*** Opening EXERCISE MATERIALS ***
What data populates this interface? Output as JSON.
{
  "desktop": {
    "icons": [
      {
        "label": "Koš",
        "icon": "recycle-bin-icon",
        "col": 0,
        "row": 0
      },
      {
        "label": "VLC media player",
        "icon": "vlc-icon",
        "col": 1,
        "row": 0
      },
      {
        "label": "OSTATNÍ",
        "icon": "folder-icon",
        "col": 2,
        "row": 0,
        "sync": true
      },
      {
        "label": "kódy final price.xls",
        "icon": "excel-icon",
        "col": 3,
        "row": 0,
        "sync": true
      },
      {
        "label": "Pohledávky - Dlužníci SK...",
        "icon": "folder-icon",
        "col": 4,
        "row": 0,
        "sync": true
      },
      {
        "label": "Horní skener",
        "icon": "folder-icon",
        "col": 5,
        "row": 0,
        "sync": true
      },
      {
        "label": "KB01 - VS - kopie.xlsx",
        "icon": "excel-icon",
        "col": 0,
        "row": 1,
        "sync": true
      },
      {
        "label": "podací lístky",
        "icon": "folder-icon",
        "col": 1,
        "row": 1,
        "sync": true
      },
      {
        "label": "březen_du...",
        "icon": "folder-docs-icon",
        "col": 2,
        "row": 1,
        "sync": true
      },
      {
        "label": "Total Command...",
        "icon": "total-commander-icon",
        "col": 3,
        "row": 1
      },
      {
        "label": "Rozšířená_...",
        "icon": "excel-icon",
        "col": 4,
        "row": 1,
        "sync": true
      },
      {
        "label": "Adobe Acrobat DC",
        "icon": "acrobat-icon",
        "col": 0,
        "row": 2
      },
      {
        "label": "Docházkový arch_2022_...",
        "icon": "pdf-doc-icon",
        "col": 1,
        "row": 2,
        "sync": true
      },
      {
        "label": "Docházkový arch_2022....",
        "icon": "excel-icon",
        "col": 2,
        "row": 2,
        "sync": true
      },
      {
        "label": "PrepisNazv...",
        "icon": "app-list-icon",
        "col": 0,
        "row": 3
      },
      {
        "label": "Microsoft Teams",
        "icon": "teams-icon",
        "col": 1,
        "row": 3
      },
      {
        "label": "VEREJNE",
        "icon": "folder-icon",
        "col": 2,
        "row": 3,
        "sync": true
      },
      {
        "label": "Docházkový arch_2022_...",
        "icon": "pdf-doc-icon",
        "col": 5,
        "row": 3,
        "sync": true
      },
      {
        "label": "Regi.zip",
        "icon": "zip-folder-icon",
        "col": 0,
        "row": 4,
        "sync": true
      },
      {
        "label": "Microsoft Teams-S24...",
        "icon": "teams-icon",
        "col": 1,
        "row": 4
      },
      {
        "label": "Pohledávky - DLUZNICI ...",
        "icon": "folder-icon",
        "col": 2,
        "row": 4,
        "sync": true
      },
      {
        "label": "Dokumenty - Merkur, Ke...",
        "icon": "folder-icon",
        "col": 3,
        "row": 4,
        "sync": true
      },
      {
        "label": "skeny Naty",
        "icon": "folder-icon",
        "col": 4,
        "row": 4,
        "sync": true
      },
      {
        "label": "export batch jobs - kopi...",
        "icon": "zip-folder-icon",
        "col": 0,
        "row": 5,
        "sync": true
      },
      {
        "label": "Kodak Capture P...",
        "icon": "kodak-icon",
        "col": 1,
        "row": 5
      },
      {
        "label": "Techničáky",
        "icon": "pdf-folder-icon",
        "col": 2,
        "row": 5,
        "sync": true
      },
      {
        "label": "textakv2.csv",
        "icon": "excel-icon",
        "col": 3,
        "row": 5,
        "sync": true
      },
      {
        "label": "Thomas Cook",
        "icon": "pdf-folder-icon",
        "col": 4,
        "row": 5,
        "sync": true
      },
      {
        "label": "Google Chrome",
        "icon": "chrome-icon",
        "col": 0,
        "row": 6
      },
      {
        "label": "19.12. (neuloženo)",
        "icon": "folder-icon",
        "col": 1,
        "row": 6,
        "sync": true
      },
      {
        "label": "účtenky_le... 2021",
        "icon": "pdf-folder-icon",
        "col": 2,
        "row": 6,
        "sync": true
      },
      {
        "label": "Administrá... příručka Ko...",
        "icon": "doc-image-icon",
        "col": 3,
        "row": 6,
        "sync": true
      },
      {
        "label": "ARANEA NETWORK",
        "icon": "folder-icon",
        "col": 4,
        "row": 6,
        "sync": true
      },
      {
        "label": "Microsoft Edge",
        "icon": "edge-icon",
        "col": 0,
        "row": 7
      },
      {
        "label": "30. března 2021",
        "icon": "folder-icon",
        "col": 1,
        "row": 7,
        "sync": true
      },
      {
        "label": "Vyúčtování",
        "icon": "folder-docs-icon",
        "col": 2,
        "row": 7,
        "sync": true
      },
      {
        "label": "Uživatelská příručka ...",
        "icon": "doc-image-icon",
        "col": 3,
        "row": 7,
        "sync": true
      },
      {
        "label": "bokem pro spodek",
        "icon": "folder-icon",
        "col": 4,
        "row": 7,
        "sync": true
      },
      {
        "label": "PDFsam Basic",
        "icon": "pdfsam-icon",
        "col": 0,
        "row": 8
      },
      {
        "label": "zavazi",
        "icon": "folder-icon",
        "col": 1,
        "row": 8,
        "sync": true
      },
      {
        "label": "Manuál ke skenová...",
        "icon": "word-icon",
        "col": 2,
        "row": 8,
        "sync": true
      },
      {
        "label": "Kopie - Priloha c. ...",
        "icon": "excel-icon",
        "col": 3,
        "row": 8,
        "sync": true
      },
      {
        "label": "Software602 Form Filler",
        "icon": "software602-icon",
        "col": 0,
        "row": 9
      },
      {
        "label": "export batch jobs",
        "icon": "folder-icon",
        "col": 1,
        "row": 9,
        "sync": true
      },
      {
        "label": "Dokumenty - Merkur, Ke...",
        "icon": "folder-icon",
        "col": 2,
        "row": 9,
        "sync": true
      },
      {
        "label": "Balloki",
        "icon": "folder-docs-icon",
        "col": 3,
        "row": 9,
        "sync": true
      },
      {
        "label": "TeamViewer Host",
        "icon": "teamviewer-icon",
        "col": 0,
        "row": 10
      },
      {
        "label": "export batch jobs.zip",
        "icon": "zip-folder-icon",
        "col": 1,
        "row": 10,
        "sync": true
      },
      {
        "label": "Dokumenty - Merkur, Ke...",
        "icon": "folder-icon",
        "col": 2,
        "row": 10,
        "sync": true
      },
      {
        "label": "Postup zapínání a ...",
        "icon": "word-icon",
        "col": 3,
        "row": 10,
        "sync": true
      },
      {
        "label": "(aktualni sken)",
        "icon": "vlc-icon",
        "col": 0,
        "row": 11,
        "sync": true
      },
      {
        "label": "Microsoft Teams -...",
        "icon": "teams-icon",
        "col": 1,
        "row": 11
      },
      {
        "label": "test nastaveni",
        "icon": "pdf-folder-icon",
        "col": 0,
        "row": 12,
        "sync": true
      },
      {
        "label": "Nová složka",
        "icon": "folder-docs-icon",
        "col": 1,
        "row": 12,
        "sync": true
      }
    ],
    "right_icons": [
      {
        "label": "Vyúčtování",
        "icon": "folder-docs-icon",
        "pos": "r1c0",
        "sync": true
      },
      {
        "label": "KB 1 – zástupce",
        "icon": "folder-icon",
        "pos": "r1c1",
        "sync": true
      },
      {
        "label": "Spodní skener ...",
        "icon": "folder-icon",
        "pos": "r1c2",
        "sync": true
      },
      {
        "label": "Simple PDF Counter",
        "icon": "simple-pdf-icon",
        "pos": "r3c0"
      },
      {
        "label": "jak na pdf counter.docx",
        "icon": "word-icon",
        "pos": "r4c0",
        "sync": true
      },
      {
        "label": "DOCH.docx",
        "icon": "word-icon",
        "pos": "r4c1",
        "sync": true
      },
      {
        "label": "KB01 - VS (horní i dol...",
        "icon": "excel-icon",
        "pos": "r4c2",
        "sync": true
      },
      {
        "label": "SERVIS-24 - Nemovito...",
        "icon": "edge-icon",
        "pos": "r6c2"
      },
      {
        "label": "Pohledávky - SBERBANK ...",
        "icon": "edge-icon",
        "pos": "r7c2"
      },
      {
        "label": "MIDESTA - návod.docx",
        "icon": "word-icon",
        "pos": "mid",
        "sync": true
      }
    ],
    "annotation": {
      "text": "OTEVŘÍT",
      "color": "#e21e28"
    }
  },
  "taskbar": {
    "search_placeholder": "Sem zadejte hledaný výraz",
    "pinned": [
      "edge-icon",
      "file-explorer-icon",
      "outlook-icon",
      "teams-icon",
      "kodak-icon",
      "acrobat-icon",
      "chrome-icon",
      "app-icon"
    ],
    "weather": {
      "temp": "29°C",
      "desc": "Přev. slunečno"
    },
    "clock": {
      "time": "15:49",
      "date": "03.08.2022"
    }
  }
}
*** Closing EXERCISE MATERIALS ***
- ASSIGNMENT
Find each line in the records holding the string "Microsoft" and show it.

- ANSWER SPACE
        "label": "Microsoft Teams",
        "label": "Microsoft Teams-S24...",
        "label": "Microsoft Edge",
        "label": "Microsoft Teams -...",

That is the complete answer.